Legion on FX : Why You Should Watch
Televised and Cinematic Comic Book properties are all the rage right now, basically because fans really love to watch their favorite heroes and villains brought to life and kicking an ample supply of ass. We all know the likes of Iron Man, Captain America, The Avengers, Batman, The Flash, and Daredevil have captured our attention these days by becoming live action versions of their namesake comics. And we love them. And who could forget The X-Men? One of the original film franchises out of the gate that effortlessly made all of us believe that comic books could truly be brought to life. Well, imagine if there was a different kind of X-Man who is, according to Marvel lore, the most powerful mutant ever. Now imagine him in a TV show. His name is David Haller, the secret son of the X-Men founder, Charles Xavier, and he is known as Legion.
“Legion is an Omega-level mutant who has multiple personalities.” According to Wikipedia, “the manifestation of Legion’s individual powers are each associated with a different personality, and each personality controls a different power. The cumulative powers of all his personalities make him one of the strongest mutants in existence.”
In other words, in conjunction with David’s ability to absorb others’ abilities and personalities into his own, he can use those powers as his own thereby making him nearly infinitely powerful, yet incredibly unstable. Now, a lot of this lore is based completely on the Legion stories in Marvel comics, which isn’t to say the new television show doesn’t dutifully explore much of them.
On February 8th, FX began airing Legion to great reviews, so much so it ordered a full second season in March. The show stars Dan Stevens as David Haller, and Rachel Keller, Aubrey Plaza, Bill Irwin, Jeremie Harris, Amber Midthunder, Katie Aselton, and Jean Smart. One of the things about this particular comic book property that viewers like is the fact that it isn’t, at all, the same cookie-cutter style Superhero trope as more or less every other film and television show.

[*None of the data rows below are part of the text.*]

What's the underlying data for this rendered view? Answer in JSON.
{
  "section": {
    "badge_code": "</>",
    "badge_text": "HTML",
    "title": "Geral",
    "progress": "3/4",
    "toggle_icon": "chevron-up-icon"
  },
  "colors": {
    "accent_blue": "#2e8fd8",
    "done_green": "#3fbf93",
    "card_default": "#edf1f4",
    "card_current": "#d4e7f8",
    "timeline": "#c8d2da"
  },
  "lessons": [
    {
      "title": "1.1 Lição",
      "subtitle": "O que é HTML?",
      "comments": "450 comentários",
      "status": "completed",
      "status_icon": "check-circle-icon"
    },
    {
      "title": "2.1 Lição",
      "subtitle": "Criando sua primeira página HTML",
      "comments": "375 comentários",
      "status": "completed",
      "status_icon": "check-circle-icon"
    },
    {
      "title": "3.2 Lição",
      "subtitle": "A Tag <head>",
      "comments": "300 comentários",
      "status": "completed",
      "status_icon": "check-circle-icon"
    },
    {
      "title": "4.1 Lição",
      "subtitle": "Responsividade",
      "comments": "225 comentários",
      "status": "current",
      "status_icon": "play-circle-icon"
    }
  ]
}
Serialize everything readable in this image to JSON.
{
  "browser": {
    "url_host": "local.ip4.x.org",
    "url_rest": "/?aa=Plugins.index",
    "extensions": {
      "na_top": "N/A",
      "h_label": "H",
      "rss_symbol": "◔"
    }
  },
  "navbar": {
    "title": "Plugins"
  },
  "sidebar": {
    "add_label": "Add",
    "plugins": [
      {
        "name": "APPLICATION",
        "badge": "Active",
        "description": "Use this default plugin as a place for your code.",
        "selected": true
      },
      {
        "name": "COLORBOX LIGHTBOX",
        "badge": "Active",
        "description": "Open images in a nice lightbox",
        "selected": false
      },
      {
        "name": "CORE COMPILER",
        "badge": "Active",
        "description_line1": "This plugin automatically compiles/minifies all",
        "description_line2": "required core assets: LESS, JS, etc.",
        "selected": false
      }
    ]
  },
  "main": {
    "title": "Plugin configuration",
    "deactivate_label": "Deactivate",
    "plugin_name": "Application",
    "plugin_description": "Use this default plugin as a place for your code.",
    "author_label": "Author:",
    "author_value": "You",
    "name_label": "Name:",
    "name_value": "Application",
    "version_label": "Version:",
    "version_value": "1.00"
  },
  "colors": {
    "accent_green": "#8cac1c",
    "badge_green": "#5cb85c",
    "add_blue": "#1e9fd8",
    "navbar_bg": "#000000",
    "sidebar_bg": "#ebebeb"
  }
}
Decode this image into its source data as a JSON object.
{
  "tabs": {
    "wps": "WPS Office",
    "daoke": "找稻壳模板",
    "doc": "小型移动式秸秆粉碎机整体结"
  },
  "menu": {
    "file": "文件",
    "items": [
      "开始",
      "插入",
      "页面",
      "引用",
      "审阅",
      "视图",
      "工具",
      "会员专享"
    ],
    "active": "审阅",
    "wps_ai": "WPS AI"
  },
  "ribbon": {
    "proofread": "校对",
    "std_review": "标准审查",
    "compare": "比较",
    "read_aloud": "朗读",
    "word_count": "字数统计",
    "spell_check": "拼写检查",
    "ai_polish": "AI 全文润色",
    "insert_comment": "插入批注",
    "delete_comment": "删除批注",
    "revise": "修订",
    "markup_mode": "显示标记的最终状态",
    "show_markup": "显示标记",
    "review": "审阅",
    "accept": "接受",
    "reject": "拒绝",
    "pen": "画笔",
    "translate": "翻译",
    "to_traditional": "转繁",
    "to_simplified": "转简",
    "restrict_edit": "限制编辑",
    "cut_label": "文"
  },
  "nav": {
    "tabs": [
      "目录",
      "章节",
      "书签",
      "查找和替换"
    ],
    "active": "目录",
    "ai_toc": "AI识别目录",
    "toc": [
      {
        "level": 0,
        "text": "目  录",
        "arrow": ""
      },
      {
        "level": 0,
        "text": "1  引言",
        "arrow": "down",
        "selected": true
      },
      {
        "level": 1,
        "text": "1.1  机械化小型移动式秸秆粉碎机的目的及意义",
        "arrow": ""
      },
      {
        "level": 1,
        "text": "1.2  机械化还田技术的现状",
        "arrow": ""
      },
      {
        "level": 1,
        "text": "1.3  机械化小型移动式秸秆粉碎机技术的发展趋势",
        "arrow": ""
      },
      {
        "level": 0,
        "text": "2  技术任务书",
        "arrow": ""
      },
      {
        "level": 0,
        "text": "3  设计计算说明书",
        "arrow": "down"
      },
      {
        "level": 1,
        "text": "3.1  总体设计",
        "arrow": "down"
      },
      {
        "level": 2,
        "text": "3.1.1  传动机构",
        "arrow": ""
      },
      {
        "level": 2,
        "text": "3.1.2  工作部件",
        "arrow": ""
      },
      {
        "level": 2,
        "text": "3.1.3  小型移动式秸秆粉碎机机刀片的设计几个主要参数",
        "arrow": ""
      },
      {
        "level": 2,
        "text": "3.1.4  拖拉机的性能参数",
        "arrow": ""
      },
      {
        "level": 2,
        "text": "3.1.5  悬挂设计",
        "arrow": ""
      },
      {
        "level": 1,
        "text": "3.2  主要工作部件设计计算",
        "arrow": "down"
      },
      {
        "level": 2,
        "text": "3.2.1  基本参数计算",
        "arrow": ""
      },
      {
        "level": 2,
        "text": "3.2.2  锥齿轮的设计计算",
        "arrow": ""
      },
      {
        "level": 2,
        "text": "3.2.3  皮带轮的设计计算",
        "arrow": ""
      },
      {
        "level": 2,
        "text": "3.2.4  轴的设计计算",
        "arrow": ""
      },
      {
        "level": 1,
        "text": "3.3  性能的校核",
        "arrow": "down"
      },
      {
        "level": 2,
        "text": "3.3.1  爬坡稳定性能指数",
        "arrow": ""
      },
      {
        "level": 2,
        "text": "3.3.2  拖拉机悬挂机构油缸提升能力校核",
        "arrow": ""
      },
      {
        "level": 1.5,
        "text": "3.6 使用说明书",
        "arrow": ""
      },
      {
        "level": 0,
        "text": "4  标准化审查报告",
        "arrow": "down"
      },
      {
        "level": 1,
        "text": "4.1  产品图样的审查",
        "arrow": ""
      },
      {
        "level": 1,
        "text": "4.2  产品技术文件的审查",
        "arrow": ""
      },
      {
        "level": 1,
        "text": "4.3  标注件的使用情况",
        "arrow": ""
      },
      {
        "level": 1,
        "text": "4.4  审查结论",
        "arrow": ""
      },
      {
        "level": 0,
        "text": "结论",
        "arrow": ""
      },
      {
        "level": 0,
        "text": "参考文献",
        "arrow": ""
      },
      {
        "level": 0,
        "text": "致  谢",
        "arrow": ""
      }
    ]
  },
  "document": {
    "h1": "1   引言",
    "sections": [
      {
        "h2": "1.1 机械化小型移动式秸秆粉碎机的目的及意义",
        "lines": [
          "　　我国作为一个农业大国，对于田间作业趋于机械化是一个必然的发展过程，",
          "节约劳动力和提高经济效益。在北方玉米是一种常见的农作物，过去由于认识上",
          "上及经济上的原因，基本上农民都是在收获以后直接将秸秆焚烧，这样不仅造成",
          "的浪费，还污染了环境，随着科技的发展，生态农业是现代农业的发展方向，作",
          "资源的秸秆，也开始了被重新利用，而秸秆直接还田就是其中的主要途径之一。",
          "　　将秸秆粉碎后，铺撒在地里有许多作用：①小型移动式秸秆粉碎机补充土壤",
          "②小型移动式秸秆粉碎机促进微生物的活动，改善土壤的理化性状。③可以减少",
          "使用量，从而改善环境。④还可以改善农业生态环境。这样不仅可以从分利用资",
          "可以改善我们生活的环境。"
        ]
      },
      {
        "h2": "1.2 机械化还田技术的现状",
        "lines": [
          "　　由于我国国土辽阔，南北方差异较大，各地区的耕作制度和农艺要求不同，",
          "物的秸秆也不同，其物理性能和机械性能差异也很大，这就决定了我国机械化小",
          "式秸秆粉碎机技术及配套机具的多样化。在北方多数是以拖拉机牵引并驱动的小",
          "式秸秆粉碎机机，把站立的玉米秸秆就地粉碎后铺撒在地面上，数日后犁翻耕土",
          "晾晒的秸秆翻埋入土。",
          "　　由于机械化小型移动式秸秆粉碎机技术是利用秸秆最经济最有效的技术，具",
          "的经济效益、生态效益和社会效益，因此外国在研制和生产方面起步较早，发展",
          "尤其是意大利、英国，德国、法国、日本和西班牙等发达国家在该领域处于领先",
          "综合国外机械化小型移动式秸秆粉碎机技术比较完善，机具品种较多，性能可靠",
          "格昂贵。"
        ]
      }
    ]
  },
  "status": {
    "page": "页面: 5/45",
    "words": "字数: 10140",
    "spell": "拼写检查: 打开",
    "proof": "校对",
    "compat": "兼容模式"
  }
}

It’s bizarre, it’s loud without being explosive, and it’s completely ambiguous as to just when it takes place. And in this show, just as much takes place in and around psychiatric offices (Clockwork) as takes place inside David Haller’s schizophrenic brain. The government wants to use him as a weapon, and an opposing force of mutants (Summerland, the good guys) wants to save him from just such a catastrophe. Balanced with all of this other frenetic storytelling, there is also the tale of The Shadow King, an entity stripped directly from the comics, who has taken up residence in Legion’s mind as is feeding off his latent powers.
If you’re curious if the show takes place in the same universe as The X-Men specifically -thereby tenuously linked to the entirety of The Marvel Cinematic Universe- it is. Basically, it falls in the line before the X-Men movies where humanity still has no idea what mutants are, but know they do exist. It’s a great show, it’s a wacky show, but it’s incredibly well written and it will leave you questioning everything you think you know about Superhero movies.